Deaths, Disparities, and Cumulative (Dis)Advantage: How Social Inequities Produce an Impairment Paradox in Later Life.

TitleDeaths, Disparities, and Cumulative (Dis)Advantage: How Social Inequities Produce an Impairment Paradox in Later Life.
Publication TypeJournal Article
Year of Publication2022
AuthorsJackson, H, Engelman, M
JournalThe Journals of Gerontology, Series A
ISSN Number1758-535X
KeywordsDisablement Process, Minority aging, socio-economic issues
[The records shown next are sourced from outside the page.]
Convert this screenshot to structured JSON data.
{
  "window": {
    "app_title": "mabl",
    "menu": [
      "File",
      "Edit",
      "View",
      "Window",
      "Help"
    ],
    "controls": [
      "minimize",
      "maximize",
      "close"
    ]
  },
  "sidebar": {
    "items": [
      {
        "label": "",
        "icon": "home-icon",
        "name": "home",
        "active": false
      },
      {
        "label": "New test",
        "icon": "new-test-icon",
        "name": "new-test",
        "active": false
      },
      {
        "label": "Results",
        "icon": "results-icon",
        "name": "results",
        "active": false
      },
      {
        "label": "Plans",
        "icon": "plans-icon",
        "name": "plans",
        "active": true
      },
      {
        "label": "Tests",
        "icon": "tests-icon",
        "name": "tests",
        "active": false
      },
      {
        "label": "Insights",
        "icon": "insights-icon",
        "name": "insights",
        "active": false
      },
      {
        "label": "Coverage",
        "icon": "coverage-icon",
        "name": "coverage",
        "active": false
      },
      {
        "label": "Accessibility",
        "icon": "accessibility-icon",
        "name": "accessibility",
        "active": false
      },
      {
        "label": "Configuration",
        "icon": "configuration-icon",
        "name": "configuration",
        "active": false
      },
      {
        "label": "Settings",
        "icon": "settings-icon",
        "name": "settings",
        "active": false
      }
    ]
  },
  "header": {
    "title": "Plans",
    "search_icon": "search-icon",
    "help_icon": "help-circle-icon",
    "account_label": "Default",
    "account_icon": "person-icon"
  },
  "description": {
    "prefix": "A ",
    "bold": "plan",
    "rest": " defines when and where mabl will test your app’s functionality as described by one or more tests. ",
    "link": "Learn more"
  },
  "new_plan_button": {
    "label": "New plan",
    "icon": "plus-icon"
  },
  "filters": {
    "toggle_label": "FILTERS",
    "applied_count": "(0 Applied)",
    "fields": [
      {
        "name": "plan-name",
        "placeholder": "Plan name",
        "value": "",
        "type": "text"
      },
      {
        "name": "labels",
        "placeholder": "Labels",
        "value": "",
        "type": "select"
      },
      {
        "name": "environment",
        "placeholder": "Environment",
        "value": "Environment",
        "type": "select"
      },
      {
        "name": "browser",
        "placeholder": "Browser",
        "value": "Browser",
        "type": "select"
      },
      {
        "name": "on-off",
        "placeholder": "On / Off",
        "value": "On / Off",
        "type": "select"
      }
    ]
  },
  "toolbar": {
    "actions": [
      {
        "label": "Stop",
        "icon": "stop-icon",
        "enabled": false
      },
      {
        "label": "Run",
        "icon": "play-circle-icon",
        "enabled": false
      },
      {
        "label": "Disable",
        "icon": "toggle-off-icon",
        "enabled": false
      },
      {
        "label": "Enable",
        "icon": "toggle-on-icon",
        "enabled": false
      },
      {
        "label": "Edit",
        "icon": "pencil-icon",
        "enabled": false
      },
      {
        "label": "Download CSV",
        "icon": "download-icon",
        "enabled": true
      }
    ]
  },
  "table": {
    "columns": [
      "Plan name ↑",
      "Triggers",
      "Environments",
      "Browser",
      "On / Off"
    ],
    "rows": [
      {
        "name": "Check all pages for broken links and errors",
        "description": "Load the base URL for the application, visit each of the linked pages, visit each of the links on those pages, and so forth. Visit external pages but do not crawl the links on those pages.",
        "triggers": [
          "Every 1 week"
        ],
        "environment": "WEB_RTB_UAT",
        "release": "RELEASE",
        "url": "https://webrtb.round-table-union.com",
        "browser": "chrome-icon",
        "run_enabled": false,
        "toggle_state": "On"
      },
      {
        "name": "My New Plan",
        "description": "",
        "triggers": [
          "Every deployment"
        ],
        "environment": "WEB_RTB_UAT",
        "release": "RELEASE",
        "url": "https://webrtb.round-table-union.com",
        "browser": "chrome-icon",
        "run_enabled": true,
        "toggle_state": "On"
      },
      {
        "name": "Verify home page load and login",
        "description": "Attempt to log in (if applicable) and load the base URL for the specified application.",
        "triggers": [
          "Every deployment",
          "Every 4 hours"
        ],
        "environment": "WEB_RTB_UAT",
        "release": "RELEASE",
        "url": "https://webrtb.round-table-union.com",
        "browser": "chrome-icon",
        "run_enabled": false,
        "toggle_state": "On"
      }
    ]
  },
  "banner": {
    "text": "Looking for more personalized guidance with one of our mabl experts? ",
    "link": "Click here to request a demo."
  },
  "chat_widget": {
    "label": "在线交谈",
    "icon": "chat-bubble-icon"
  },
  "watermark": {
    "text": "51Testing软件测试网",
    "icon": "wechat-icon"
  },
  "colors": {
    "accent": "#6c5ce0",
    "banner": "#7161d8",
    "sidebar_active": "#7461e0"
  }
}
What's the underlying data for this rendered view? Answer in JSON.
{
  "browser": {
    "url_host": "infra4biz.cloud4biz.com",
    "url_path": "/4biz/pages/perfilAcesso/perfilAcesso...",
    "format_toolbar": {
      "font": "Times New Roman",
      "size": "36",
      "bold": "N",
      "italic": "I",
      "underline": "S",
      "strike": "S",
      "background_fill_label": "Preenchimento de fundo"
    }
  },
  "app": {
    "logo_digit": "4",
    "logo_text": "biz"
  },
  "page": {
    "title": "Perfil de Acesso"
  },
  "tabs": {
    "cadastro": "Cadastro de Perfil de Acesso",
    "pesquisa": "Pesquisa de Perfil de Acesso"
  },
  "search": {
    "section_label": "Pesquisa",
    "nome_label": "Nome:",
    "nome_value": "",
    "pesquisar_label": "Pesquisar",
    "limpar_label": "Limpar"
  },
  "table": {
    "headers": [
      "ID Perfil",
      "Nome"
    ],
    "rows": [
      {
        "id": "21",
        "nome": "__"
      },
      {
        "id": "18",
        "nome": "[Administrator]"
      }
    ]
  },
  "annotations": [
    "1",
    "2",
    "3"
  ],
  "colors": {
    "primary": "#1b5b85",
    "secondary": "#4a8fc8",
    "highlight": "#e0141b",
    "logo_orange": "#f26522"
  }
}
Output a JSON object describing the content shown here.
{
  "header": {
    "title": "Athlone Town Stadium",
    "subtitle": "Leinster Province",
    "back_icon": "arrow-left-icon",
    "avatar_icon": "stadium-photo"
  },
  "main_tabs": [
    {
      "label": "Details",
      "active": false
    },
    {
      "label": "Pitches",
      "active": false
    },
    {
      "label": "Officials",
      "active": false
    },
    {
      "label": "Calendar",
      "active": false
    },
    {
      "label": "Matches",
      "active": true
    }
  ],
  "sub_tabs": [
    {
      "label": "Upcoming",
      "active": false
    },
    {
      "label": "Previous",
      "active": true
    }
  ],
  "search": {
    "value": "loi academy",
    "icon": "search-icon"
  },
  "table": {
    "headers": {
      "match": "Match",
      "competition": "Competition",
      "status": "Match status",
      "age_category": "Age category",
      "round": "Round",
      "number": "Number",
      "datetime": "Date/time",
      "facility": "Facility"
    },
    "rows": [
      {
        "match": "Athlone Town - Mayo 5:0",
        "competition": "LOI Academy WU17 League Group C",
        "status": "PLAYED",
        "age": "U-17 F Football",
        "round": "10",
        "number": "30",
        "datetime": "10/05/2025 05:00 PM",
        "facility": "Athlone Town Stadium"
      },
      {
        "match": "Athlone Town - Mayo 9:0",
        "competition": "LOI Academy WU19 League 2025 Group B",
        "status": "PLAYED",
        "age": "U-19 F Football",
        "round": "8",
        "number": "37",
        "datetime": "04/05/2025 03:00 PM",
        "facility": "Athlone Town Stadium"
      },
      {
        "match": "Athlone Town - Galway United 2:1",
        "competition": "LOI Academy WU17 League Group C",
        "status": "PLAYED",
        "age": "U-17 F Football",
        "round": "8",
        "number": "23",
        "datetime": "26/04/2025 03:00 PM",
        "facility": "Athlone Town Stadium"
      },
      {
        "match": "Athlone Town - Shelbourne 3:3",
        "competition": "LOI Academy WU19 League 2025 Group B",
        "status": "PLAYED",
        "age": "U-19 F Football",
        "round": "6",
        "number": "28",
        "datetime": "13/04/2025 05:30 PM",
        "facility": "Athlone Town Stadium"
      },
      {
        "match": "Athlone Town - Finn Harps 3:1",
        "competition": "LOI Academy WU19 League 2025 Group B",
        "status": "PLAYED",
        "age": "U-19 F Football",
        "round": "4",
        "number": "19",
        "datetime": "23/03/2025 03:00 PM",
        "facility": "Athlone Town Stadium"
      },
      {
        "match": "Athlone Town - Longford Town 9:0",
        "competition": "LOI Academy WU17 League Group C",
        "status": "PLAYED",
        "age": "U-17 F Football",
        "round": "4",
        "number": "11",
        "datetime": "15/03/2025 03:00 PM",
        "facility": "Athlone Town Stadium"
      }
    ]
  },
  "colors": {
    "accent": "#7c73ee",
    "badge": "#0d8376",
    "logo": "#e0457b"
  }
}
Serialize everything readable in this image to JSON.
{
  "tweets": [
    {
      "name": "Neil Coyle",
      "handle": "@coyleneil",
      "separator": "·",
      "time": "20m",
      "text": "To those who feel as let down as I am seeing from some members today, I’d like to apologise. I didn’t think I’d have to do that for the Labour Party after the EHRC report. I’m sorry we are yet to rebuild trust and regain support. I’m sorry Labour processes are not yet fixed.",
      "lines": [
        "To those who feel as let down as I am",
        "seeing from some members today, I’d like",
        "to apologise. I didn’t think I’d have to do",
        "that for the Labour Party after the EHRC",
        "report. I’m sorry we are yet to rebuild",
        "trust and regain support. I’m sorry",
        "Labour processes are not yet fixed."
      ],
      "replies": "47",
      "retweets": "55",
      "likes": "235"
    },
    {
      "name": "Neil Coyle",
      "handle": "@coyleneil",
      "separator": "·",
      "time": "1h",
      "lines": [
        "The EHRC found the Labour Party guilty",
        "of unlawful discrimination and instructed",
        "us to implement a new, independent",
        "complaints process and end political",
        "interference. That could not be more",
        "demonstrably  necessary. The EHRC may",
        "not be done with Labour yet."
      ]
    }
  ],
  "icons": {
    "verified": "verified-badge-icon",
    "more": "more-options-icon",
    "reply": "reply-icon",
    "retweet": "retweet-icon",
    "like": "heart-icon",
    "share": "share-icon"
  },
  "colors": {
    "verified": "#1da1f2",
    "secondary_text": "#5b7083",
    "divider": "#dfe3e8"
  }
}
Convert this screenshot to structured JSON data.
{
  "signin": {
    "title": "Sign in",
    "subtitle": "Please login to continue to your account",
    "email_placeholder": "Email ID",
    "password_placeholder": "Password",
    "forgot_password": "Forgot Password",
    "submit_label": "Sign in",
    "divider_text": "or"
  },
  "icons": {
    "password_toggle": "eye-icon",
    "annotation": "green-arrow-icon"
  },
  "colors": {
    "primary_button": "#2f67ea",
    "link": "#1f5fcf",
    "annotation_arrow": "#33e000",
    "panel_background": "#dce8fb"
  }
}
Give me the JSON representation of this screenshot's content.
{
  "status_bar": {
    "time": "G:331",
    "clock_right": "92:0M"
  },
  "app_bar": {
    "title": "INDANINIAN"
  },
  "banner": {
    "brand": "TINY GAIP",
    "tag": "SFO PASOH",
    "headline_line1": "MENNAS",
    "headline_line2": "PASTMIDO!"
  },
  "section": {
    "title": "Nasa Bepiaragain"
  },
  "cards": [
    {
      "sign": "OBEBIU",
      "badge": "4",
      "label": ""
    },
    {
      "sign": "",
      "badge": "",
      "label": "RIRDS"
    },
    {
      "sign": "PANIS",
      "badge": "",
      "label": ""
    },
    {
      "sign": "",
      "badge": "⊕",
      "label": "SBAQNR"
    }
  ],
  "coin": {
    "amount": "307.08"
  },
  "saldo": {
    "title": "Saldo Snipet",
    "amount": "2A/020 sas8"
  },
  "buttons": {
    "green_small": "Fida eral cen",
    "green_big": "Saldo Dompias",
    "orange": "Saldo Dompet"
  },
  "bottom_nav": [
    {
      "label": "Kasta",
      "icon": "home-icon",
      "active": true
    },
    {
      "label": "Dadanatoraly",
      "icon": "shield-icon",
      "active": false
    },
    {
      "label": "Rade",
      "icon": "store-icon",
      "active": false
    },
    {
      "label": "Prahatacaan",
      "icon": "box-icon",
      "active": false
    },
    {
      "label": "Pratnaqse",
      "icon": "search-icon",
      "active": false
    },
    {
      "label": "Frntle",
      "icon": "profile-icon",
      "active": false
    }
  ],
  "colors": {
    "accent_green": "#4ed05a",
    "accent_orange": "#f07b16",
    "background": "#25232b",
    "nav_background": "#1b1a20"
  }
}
BACKGROUND: Research on health across the life course consistently documents widening racial and socioeconomic disparities from childhood through adulthood, followed by stabilization or convergence in later life. This pattern appears to contradict expectations set by cumulative (dis)advantage (CAD) theory. Informed by the punctuated equilibrium perspective, we examine the relationship between midlife health and subsequent health change and mortality and consider the impact of earlier socioeconomic exposures on observed disparities.

METHODS: Using the Health and Retirement Study, we characterize the functional impairment histories of a nationally-representative sample of 8,464 older adults between 1994-2016. We employ non-parametric and discrete outcome multinomial logistic regression to examine the competing risks of mortality, health change, and attrition.

RESULTS: Exposures to disadvantages are associated with poorer functional health in midlife and mortality. However, a higher number of functional limitations in midlife is negatively associated with the accumulation of subsequent limitations for white men and women and for Black women. The impact of educational attainment, occupation, wealth, and marriage on later life health differs across race and gender groups.

CONCLUSIONS: Observed stability or convergence in later-life functional health disparities is not a departure from the dynamics posited by CAD, but rather a result of the differential impact of racial and socioeconomic inequities on mortality and health at older ages. Higher exposure to disadvantages and a lower protective impact of advantageous exposures lead to higher mortality among Black Americans, a pattern which masks persistent health inequities later in life.

Citation Key11699
PubMed ID34165517
PubMed Central IDPMC8824561